*YOUR GOAL*
Print the data below again in full, exactly as it stands, with no images.

*RECORDS PROVIDED*
──────────────────────────────
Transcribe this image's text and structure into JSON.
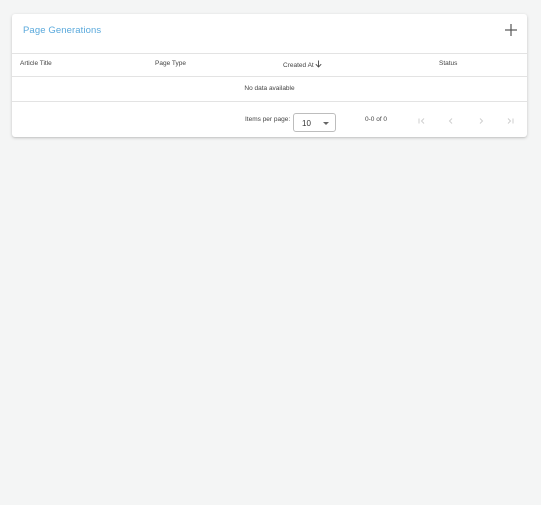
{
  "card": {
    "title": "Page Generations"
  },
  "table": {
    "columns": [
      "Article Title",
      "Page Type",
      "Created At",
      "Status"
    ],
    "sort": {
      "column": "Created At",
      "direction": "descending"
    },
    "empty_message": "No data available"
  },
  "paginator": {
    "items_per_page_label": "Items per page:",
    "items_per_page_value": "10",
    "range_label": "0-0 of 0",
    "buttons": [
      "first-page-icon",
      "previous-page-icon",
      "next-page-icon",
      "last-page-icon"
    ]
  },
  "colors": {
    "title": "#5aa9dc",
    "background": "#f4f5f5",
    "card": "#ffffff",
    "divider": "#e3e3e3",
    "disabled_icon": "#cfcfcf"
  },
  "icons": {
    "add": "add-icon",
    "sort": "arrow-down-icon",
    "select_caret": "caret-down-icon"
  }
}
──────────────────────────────
*OUTPUT OF THE TASK*
Transcribe this image's text and structure into JSON.
{
  "card": {
    "title": "Page Generations"
  },
  "table": {
    "columns": [
      "Article Title",
      "Page Type",
      "Created At",
      "Status"
    ],
    "sort": {
      "column": "Created At",
      "direction": "descending"
    },
    "empty_message": "No data available"
  },
  "paginator": {
    "items_per_page_label": "Items per page:",
    "items_per_page_value": "10",
    "range_label": "0-0 of 0",
    "buttons": [
      "first-page-icon",
      "previous-page-icon",
      "next-page-icon",
      "last-page-icon"
    ]
  },
  "colors": {
    "title": "#5aa9dc",
    "background": "#f4f5f5",
    "card": "#ffffff",
    "divider": "#e3e3e3",
    "disabled_icon": "#cfcfcf"
  },
  "icons": {
    "add": "add-icon",
    "sort": "arrow-down-icon",
    "select_caret": "caret-down-icon"
  }
}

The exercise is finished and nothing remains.